To China, the world’s biggest energy consumer, another Saudi Arabia of oil may lie beneath the ocean to its south. Escalating regional tensions mean large-scale drilling may be slipping further into the future.
The South China Sea may hold 213 billion barrels of oil, or 80 percent of Saudi Arabia’s reserves, according to Chinese studies cited in 2008 by the U.S. Energy Information Agency. The world’s second-largest economy claims “indisputable sovereignty” over most of the sea, including blocks off Vietnam that Exxon Mobil Corp. (XOM) and Russia’s Gazprom OAO (GAZP) are exploring.
Disputes have strained China’s ties with its neighbors and tensions rose this year as Vietnam said oil survey boats were harassed by Chinese vessels. The friction threatens maritime security in one of the world’s busiest shipping lanes and may be discussed at a two-day summit of Asia-Pacific leaders hosted by U.S. President Barack Obama in Honolulu starting tomorrow.
“China is the elephant in the room at the moment, so like it or not, you cannot ignore it,” said Lin Boqiang, director of the independent China Center for Energy Economics Research at Xiamen University in Fujian province. “Countries at the rim of the South China Sea are under pressure to find a practical way to deal with its presence -- not to anger or challenge it.”

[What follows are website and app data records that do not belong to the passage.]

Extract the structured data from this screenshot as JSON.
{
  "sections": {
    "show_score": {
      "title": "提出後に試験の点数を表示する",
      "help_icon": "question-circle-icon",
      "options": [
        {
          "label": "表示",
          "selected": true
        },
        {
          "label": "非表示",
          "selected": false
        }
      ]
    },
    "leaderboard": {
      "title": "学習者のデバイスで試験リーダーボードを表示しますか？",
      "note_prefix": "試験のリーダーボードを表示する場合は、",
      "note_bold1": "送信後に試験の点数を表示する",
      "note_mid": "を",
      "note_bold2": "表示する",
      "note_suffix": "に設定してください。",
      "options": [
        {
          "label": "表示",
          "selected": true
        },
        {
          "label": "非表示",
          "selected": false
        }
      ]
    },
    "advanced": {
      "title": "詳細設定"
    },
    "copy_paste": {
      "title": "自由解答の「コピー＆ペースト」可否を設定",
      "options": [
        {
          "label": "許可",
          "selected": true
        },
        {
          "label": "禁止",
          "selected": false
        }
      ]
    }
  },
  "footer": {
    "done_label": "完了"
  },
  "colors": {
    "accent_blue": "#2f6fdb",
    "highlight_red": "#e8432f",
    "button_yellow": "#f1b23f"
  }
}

The sea lies south of mainland China at the western extreme of the Pacific Ocean, and while it borders several nations China claims a huge expanse. That’s based largely on a historical map that predates the founding of the People’s Republic in 1949. There are hundreds of islands, many disputed.